Recorded information Block Start
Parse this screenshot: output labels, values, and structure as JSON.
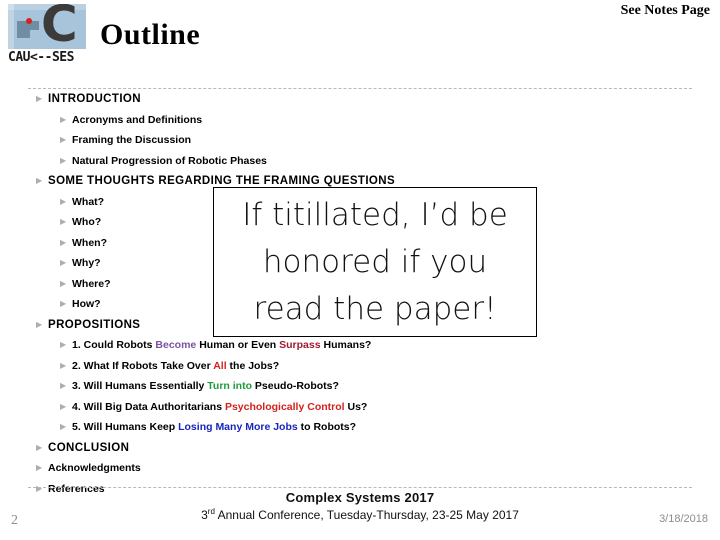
{
  "header": {
    "title": "Outline",
    "notes_link": "See Notes Page",
    "logo_letter": "C",
    "logo_text": "CAU<--SES"
  },
  "outline": [
    {
      "level": 1,
      "text": "INTRODUCTION"
    },
    {
      "level": 2,
      "text": "Acronyms and Definitions"
    },
    {
      "level": 2,
      "text": "Framing the Discussion"
    },
    {
      "level": 2,
      "text": "Natural Progression of Robotic Phases"
    },
    {
      "level": 1,
      "text": "SOME THOUGHTS REGARDING THE FRAMING QUESTIONS"
    },
    {
      "level": 2,
      "text": "What?"
    },
    {
      "level": 2,
      "text": "Who?"
    },
    {
      "level": 2,
      "text": "When?"
    },
    {
      "level": 2,
      "text": "Why?"
    },
    {
      "level": 2,
      "text": "Where?"
    },
    {
      "level": 2,
      "text": "How?"
    },
    {
      "level": 1,
      "text": "PROPOSITIONS"
    },
    {
      "level": 2,
      "rich": [
        {
          "t": "1. Could Robots ",
          "c": ""
        },
        {
          "t": "Become",
          "c": "c-purple"
        },
        {
          "t": " Human or Even ",
          "c": ""
        },
        {
          "t": "Surpass",
          "c": "c-crimson"
        },
        {
          "t": " Humans?",
          "c": ""
        }
      ]
    },
    {
      "level": 2,
      "rich": [
        {
          "t": "2. What If Robots Take Over ",
          "c": ""
        },
        {
          "t": "All",
          "c": "c-red"
        },
        {
          "t": " the Jobs?",
          "c": ""
        }
      ]
    },
    {
      "level": 2,
      "rich": [
        {
          "t": "3. Will Humans Essentially ",
          "c": ""
        },
        {
          "t": "Turn into",
          "c": "c-green"
        },
        {
          "t": " Pseudo-Robots?",
          "c": ""
        }
      ]
    },
    {
      "level": 2,
      "rich": [
        {
          "t": "4. Will Big Data Authoritarians ",
          "c": ""
        },
        {
          "t": "Psychologically",
          "c": "c-red"
        },
        {
          "t": " ",
          "c": ""
        },
        {
          "t": "Control",
          "c": "c-red"
        },
        {
          "t": " Us?",
          "c": ""
        }
      ]
    },
    {
      "level": 2,
      "rich": [
        {
          "t": "5. Will Humans Keep ",
          "c": ""
        },
        {
          "t": "Losing Many More Jobs",
          "c": "c-blue"
        },
        {
          "t": " to Robots?",
          "c": ""
        }
      ]
    },
    {
      "level": 1,
      "text": "CONCLUSION"
    },
    {
      "level": 1,
      "small": true,
      "text": "Acknowledgments"
    },
    {
      "level": 1,
      "small": true,
      "text": "References"
    }
  ],
  "callout": {
    "line1": "If titillated, I’d be",
    "line2": "honored if you",
    "line3": "read the paper!"
  },
  "footer": {
    "page_number": "2",
    "conference_title": "Complex Systems 2017",
    "conference_subtitle_pre": "3",
    "conference_subtitle_sup": "rd",
    "conference_subtitle_post": " Annual Conference, Tuesday-Thursday, 23-25 May 2017",
    "date_stamp": "3/18/2018"
  },
  "colors": {
    "purple": "#7a52a1",
    "crimson": "#9e1b32",
    "red": "#d2231e",
    "green": "#1f9c3c",
    "blue": "#1a26bb",
    "bullet_gray": "#aeaeae",
    "rule_gray": "#b9b9b9",
    "footer_gray": "#8d8d8d",
    "logo_blue": "#a8c4da"
  }
}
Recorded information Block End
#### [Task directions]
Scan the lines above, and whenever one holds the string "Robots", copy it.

#### [Exercise result]
          "t": "1. Could Robots ",
          "t": "2. What If Robots Take Over ",
          "t": " Pseudo-Robots?",
          "t": " to Robots?",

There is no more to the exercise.